Last fall was frustrating. The fishing wasn’t great (for me anyway) and it seemed increasingly harder to find some peace on the water. Combat fishing. Not my idea of fun. I took a couple of day trips, drifting the river in a pontoon, which helped and in retrospect I should have done it more. The more I fished, the more frustrated I became, and the more I yearned for winter. The peace, the quiet, the river to myself, how I wished it was February.
Winter has always been my favorite time to be on the river. But this winter only added to the frustration. Snow came early and heavy, making many access points no longer accessible. The cold wasn’t far behind and soon after the first snow, the river locked up solid. Winter steelheading had come to an abrupt stop before it had even started.
A steelheader not being able to go steelheading. Stuck indoors, dreaming of what could have been, the days couldn’t have passed any slower. Stuck in my own head it was only a matter of time before I started going through withdrawals and in turn a bit of depression.

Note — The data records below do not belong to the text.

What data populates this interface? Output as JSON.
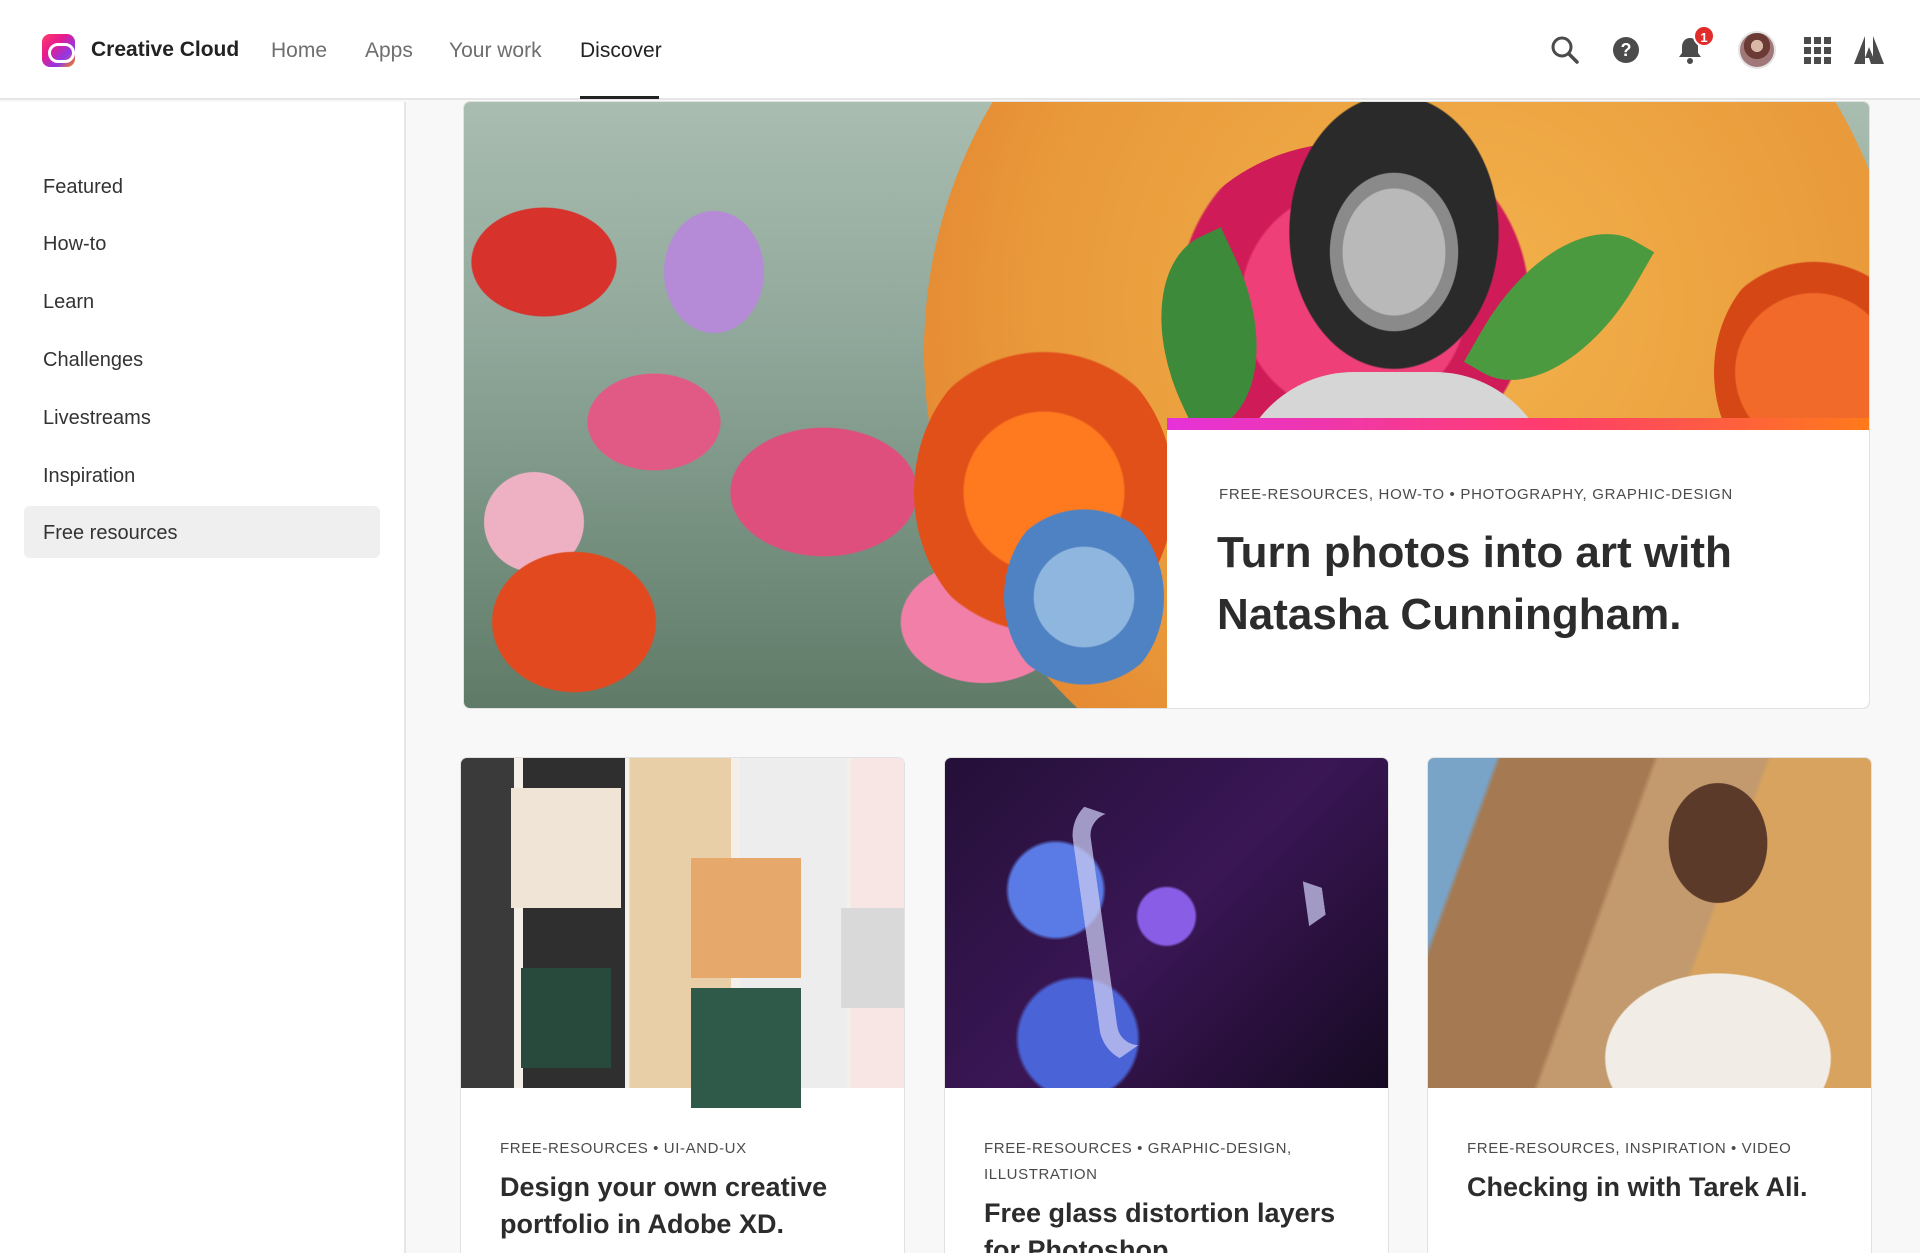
{
  "header": {
    "brand": "Creative Cloud",
    "nav": [
      "Home",
      "Apps",
      "Your work",
      "Discover"
    ],
    "active_nav": "Discover",
    "notification_count": "1",
    "icons": [
      "search-icon",
      "help-icon",
      "bell-icon",
      "avatar",
      "apps-grid-icon",
      "adobe-logo-icon"
    ]
  },
  "sidebar": {
    "items": [
      "Featured",
      "How-to",
      "Learn",
      "Challenges",
      "Livestreams",
      "Inspiration",
      "Free resources"
    ],
    "active": "Free resources"
  },
  "hero": {
    "tags": "FREE-RESOURCES, HOW-TO • PHOTOGRAPHY, GRAPHIC-DESIGN",
    "title": "Turn photos into art with Natasha Cunningham."
  },
  "cards": [
    {
      "tags": "FREE-RESOURCES • UI-AND-UX",
      "title": "Design your own creative portfolio in Adobe XD."
    },
    {
      "tags": "FREE-RESOURCES • GRAPHIC-DESIGN, ILLUSTRATION",
      "title": "Free glass distortion layers for Photoshop"
    },
    {
      "tags": "FREE-RESOURCES, INSPIRATION • VIDEO",
      "title": "Checking in with Tarek Ali."
    }
  ],
  "colors": {
    "accent_gradient": [
      "#e532d9",
      "#ff3d6b",
      "#ff7a1a"
    ],
    "badge": "#e22b2b"
  }
}
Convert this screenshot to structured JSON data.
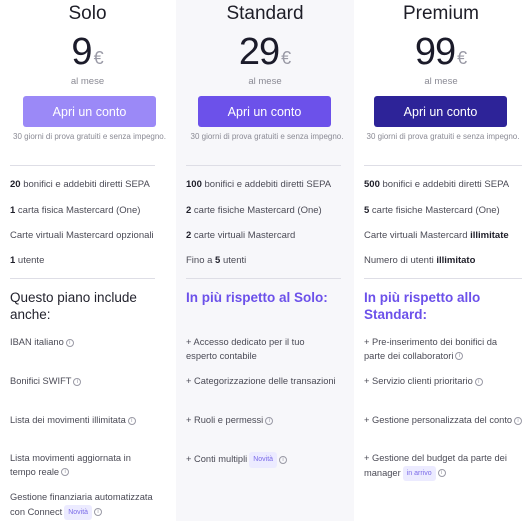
{
  "plans": {
    "solo": {
      "name": "Solo",
      "price": "9",
      "currency": "€",
      "period": "al mese",
      "cta": "Apri un conto",
      "trial": "30 giorni di prova gratuiti e senza impegno.",
      "features": [
        {
          "strong": "20",
          "text": " bonifici e addebiti diretti SEPA"
        },
        {
          "strong": "1",
          "text": " carta fisica Mastercard (One)"
        },
        {
          "strong": "",
          "text": "Carte virtuali Mastercard opzionali"
        },
        {
          "strong": "1",
          "text": " utente"
        }
      ],
      "includes_title": "Questo piano include anche:",
      "extras": [
        {
          "text": "IBAN italiano",
          "badge": ""
        },
        {
          "text": "Bonifici SWIFT",
          "badge": ""
        },
        {
          "text": "Lista dei movimenti illimitata",
          "badge": ""
        },
        {
          "text": "Lista movimenti aggiornata in tempo reale",
          "badge": ""
        },
        {
          "text": "Gestione finanziaria automatizzata con Connect",
          "badge": "Novità"
        }
      ]
    },
    "standard": {
      "name": "Standard",
      "price": "29",
      "currency": "€",
      "period": "al mese",
      "cta": "Apri un conto",
      "trial": "30 giorni di prova gratuiti e senza impegno.",
      "features": [
        {
          "pre": "",
          "strong": "100",
          "text": " bonifici e addebiti diretti SEPA"
        },
        {
          "pre": "",
          "strong": "2",
          "text": " carte fisiche Mastercard (One)"
        },
        {
          "pre": "",
          "strong": "2",
          "text": " carte virtuali Mastercard"
        },
        {
          "pre": "Fino a ",
          "strong": "5",
          "text": " utenti"
        }
      ],
      "includes_title": "In più rispetto al Solo:",
      "extras": [
        {
          "text": "+ Accesso dedicato per il tuo esperto contabile",
          "badge": ""
        },
        {
          "text": "+ Categorizzazione delle transazioni",
          "badge": ""
        },
        {
          "text": "+ Ruoli e permessi",
          "badge": ""
        },
        {
          "text": "+ Conti multipli",
          "badge": "Novità"
        }
      ]
    },
    "premium": {
      "name": "Premium",
      "price": "99",
      "currency": "€",
      "period": "al mese",
      "cta": "Apri un conto",
      "trial": "30 giorni di prova gratuiti e senza impegno.",
      "features": [
        {
          "pre": "",
          "strong": "500",
          "text": " bonifici e addebiti diretti SEPA"
        },
        {
          "pre": "",
          "strong": "5",
          "text": " carte fisiche Mastercard (One)"
        },
        {
          "pre": "Carte virtuali Mastercard ",
          "strong": "illimitate",
          "text": ""
        },
        {
          "pre": "Numero di utenti ",
          "strong": "illimitato",
          "text": ""
        }
      ],
      "includes_title": "In più rispetto allo Standard:",
      "extras": [
        {
          "text": "+ Pre-inserimento dei bonifici da parte dei collaboratori",
          "badge": ""
        },
        {
          "text": "+ Servizio clienti prioritario",
          "badge": ""
        },
        {
          "text": "+ Gestione personalizzata del conto",
          "badge": ""
        },
        {
          "text": "+ Gestione del budget da parte dei manager",
          "badge": "in arrivo"
        }
      ]
    }
  },
  "colors": {
    "solo_button": "#9b89f7",
    "standard_button": "#6c51ea",
    "premium_button": "#2d2398",
    "accent_heading": "#6c51ea"
  },
  "icons": {
    "info": "info-circle-icon"
  }
}
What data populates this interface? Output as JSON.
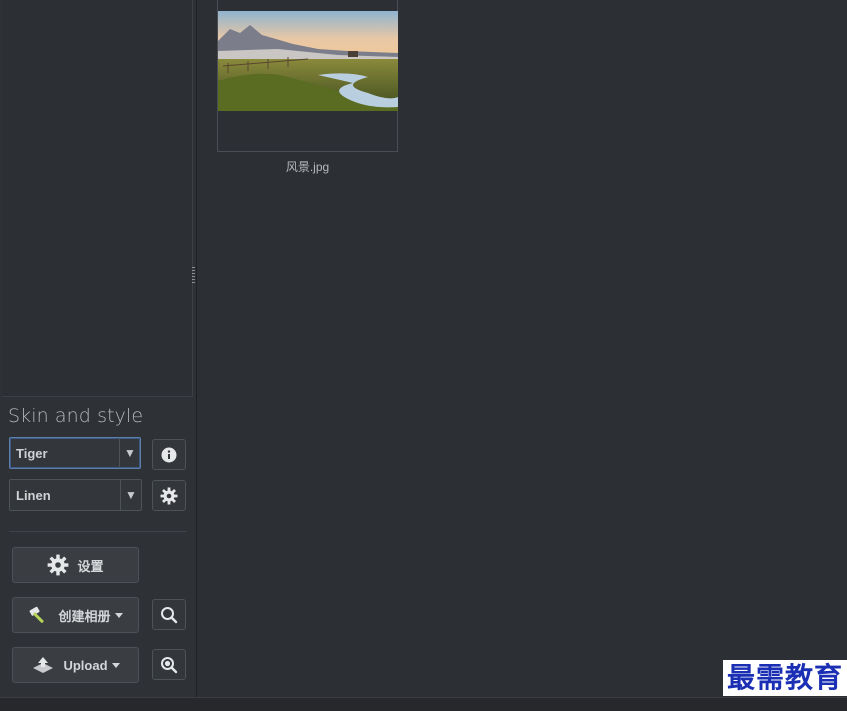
{
  "skin_panel": {
    "title": "Skin and style",
    "skin_select": "Tiger",
    "style_select": "Linen"
  },
  "buttons": {
    "settings": "设置",
    "create_album": "创建相册",
    "upload": "Upload"
  },
  "gallery": {
    "items": [
      {
        "caption": "风景.jpg"
      }
    ]
  },
  "watermark": "最需教育",
  "icons": {
    "info": "info-icon",
    "gear": "gear-icon",
    "hammer": "hammer-icon",
    "upload": "upload-icon",
    "search": "search-icon",
    "zoom": "zoom-icon"
  },
  "colors": {
    "background": "#2c2f33",
    "focus_border": "#5c7fb0",
    "watermark": "#1a2fb4"
  }
}
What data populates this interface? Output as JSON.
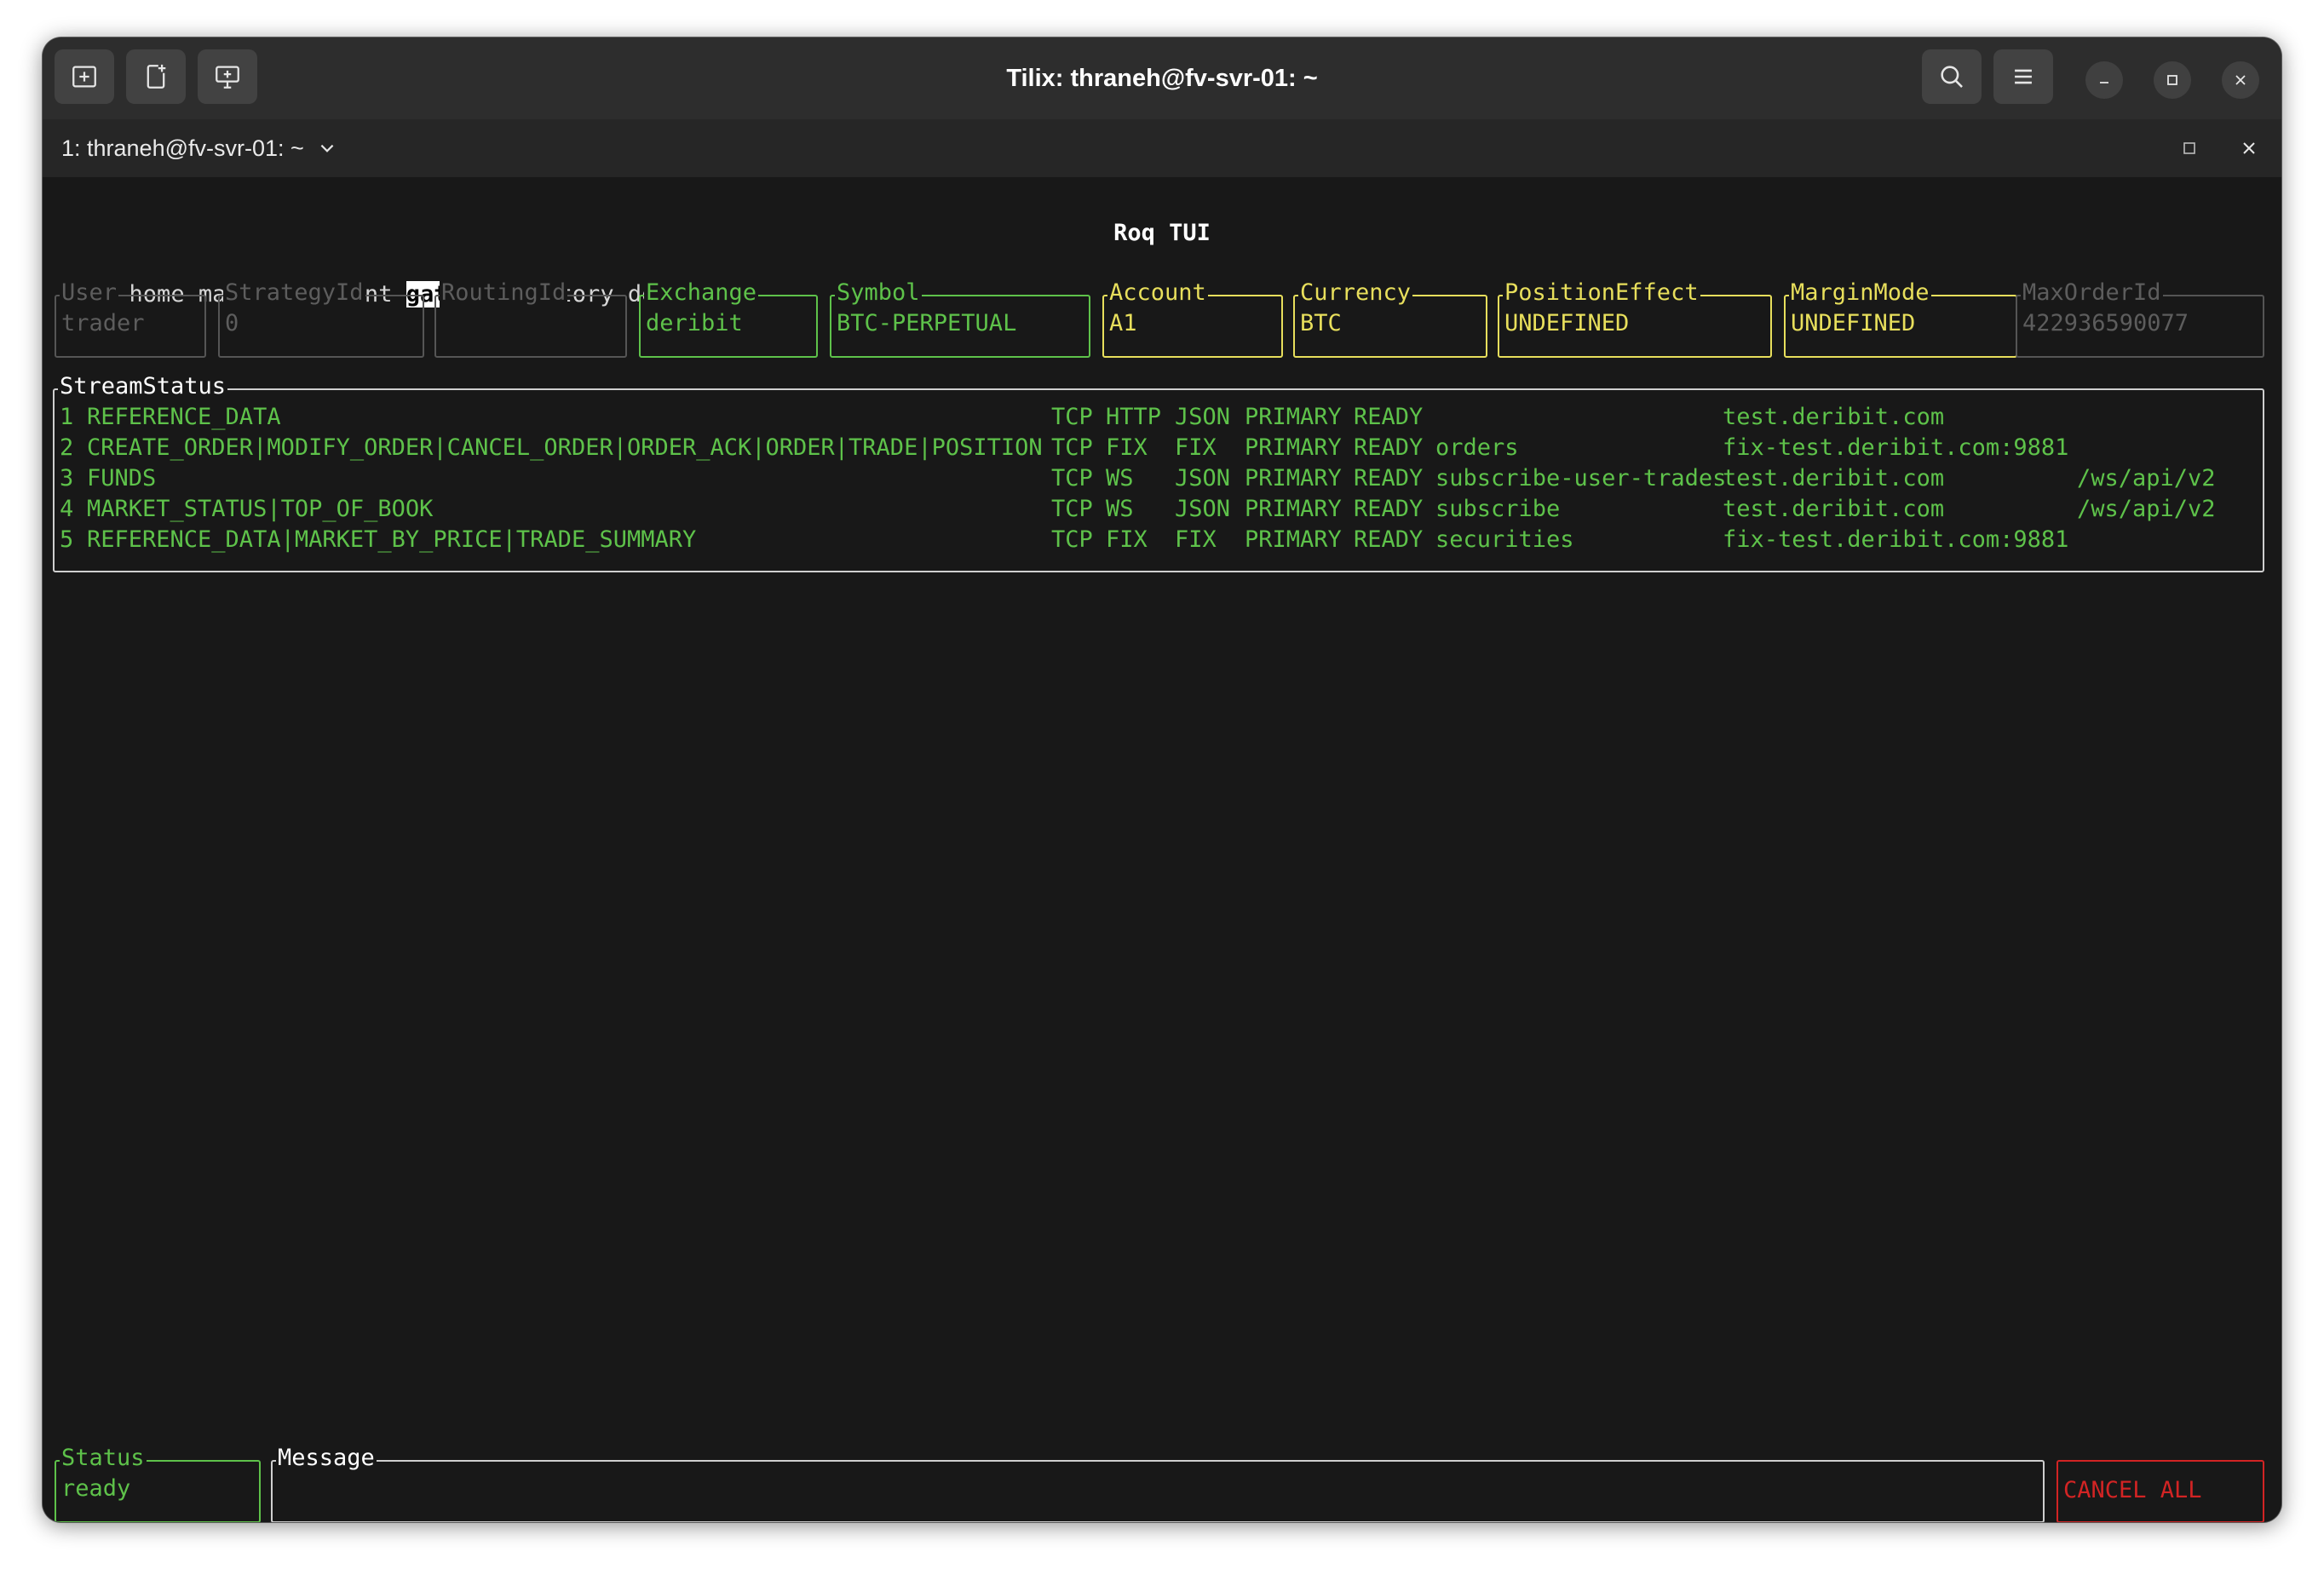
{
  "window": {
    "title": "Tilix: thraneh@fv-svr-01: ~",
    "session_label": "1: thraneh@fv-svr-01: ~"
  },
  "app": {
    "title": "Roq TUI",
    "menu": [
      "home",
      "market",
      "account",
      "gateway",
      "history",
      "debug"
    ],
    "selected_menu": "gateway"
  },
  "fields": {
    "user": {
      "label": "User",
      "value": "trader"
    },
    "strategy_id": {
      "label": "StrategyId",
      "value": "0"
    },
    "routing_id": {
      "label": "RoutingId",
      "value": ""
    },
    "exchange": {
      "label": "Exchange",
      "value": "deribit"
    },
    "symbol": {
      "label": "Symbol",
      "value": "BTC-PERPETUAL"
    },
    "account": {
      "label": "Account",
      "value": "A1"
    },
    "currency": {
      "label": "Currency",
      "value": "BTC"
    },
    "position_effect": {
      "label": "PositionEffect",
      "value": "UNDEFINED"
    },
    "margin_mode": {
      "label": "MarginMode",
      "value": "UNDEFINED"
    },
    "max_order_id": {
      "label": "MaxOrderId",
      "value": "422936590077"
    }
  },
  "stream_status": {
    "label": "StreamStatus",
    "rows": [
      {
        "id": "1",
        "supports": "REFERENCE_DATA",
        "transport": "TCP",
        "protocol": "HTTP",
        "encoding": "JSON",
        "priority": "PRIMARY",
        "state": "READY",
        "channel": "",
        "host": "test.deribit.com",
        "path": ""
      },
      {
        "id": "2",
        "supports": "CREATE_ORDER|MODIFY_ORDER|CANCEL_ORDER|ORDER_ACK|ORDER|TRADE|POSITION",
        "transport": "TCP",
        "protocol": "FIX",
        "encoding": "FIX",
        "priority": "PRIMARY",
        "state": "READY",
        "channel": "orders",
        "host": "fix-test.deribit.com:9881",
        "path": ""
      },
      {
        "id": "3",
        "supports": "FUNDS",
        "transport": "TCP",
        "protocol": "WS",
        "encoding": "JSON",
        "priority": "PRIMARY",
        "state": "READY",
        "channel": "subscribe-user-trades",
        "host": "test.deribit.com",
        "path": "/ws/api/v2"
      },
      {
        "id": "4",
        "supports": "MARKET_STATUS|TOP_OF_BOOK",
        "transport": "TCP",
        "protocol": "WS",
        "encoding": "JSON",
        "priority": "PRIMARY",
        "state": "READY",
        "channel": "subscribe",
        "host": "test.deribit.com",
        "path": "/ws/api/v2"
      },
      {
        "id": "5",
        "supports": "REFERENCE_DATA|MARKET_BY_PRICE|TRADE_SUMMARY",
        "transport": "TCP",
        "protocol": "FIX",
        "encoding": "FIX",
        "priority": "PRIMARY",
        "state": "READY",
        "channel": "securities",
        "host": "fix-test.deribit.com:9881",
        "path": ""
      }
    ]
  },
  "footer": {
    "status_label": "Status",
    "status_value": "ready",
    "message_label": "Message",
    "message_value": "",
    "cancel_all_label": "CANCEL ALL"
  },
  "colors": {
    "green": "#5ec24a",
    "yellow": "#e8df5c",
    "gray": "#5d5d5d",
    "red": "#d22424",
    "background": "#181818"
  }
}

Eventually I simply gave up. Surprising, I know, but I really did give up and when the time came that I was able to get back on the water, I had to force myself to so. Never in my life have I had to force myself to go steelheading. Not a good feeling.
I forced myself out of the warm comfort of the house and onto the frigid bank. But things didn’t get any better. The fishing, once again, wasn’t great and the cold hurt more than I remembered. The peacefulness associated with winter was stolen away by crowds of people looking for the same thing I was. The fact that I had forced myself to get out, only to end up enduring the same thing I had in previous months, was, to say the least, discouraging.
So, for good reason I’ve spent the last couple of weeks dreading my days on the water. A feeling that I am completely unfamiliar with and it’s not something I’m very fond of. To someone who has devoted countless hours to an obsession with these fish, it felt like the end. Like it was time to sell the gear and take up golf. Yep, rock bottom.
Yet I continued to don my gear, thinking things would be different each time I did. They weren’t, and the more I ran into much of the same thing, the more discouraging it became. As much as I felt like throwing in the towel, I didn’t. I mentally prepared to be let down, and made my way out, again and again. If insanity is doing the same thing over and over and expecting a different result, then I was ready for the nut house.
I battle and I fight, push and shove my way through the crowds until eventually I find a spot I can call my own, although calling it my own would be a relative term as I can almost touch the next guy with my rod. I watched the water. I watched the guy next to me. I’m not overly impressed with the water, but I hold my ground and start fishing. I don’t know who was more shocked, me or the kid downstream from me, when my float dropped and a fresh chrome hen came shooting out of the water.
Then it happened again. And then again. I almost couldn’t believe it. For the first time in months I was catching fish. The next few days continued in similar fashion. Lot’s of people, little space to fish, but fish to be had. What had recently plagued me no longer mattered. My long drought was over and suddenly the crowds around me were irrelevant; the last few months were irrelevant. My faith had been restored in the wonderful thing I call steelheading.
As the days go by this spring, the crowds have begun to thin out and I’m finding a lot more water I can call my own. Some days I get into fish, some days I don’t, but the frustration and aggravation has disappeared, leaving me in the mental state that make steelheading so great. Fish or no fish, being able to take in the simple things and enjoy the moment is what it’s all about.